- _To do_: Scan the records for the string "sprzedaży" and copy every line that holds it.

- _The records_:

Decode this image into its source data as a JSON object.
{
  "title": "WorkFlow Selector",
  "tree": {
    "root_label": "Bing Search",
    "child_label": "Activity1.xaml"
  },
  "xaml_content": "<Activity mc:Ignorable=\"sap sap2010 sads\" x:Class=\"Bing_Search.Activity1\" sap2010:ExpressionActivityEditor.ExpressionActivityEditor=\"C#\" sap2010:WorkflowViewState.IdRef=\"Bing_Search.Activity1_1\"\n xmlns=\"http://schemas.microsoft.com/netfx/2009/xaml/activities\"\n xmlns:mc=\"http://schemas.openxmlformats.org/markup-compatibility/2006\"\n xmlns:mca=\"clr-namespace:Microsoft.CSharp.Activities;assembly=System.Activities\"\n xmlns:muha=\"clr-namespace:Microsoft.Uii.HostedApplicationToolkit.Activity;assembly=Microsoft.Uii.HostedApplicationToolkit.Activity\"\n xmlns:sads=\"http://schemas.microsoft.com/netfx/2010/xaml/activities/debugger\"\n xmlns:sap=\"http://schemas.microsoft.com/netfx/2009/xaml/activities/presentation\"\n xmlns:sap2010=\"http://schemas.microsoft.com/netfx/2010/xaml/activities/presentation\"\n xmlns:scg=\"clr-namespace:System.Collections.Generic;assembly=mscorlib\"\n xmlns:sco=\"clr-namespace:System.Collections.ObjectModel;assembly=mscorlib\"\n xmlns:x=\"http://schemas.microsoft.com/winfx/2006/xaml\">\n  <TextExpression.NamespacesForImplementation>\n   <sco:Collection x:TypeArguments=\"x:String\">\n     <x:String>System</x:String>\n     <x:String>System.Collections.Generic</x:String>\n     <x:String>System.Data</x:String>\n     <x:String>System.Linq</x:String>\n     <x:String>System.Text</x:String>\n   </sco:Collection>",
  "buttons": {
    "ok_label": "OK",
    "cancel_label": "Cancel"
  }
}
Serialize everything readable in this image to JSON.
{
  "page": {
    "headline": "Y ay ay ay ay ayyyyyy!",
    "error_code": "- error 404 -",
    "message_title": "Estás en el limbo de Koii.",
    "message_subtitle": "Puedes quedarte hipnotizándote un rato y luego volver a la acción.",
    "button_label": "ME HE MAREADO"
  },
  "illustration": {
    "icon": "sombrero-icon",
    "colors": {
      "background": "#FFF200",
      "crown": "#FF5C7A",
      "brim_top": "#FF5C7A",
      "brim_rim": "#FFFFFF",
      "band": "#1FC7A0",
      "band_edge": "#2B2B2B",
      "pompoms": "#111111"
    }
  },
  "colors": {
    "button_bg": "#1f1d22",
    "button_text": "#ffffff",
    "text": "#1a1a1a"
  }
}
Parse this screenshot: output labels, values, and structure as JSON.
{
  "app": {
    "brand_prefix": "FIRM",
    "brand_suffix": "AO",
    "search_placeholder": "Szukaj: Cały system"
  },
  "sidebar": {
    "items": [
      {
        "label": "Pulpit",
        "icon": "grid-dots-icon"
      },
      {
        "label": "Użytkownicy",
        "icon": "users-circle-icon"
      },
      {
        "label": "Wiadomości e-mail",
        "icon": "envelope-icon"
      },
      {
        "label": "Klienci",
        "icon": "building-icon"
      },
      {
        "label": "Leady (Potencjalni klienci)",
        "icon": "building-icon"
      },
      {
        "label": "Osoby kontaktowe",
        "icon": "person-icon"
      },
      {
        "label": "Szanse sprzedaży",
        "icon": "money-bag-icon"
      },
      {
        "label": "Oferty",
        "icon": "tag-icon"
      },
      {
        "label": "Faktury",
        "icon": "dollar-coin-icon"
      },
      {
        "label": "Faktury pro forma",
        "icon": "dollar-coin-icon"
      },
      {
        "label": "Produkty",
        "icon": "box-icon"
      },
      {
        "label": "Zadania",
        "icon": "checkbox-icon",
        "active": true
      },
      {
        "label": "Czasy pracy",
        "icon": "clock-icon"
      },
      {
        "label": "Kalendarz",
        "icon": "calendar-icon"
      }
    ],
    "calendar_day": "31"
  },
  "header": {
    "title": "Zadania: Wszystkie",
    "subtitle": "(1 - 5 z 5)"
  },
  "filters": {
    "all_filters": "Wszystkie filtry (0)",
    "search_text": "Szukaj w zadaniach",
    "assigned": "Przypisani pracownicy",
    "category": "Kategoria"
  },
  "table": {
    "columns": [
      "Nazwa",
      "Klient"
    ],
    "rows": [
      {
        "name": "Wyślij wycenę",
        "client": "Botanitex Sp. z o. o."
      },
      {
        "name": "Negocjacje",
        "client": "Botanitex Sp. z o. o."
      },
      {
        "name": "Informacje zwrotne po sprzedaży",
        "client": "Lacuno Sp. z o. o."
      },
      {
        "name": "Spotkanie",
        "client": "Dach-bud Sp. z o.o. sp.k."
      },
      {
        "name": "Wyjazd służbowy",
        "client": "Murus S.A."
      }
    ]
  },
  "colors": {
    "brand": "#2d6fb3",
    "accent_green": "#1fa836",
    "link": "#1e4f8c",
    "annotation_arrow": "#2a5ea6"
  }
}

- _Exercise output_:
        "label": "Szanse sprzedaży",
        "name": "Informacje zwrotne po sprzedaży",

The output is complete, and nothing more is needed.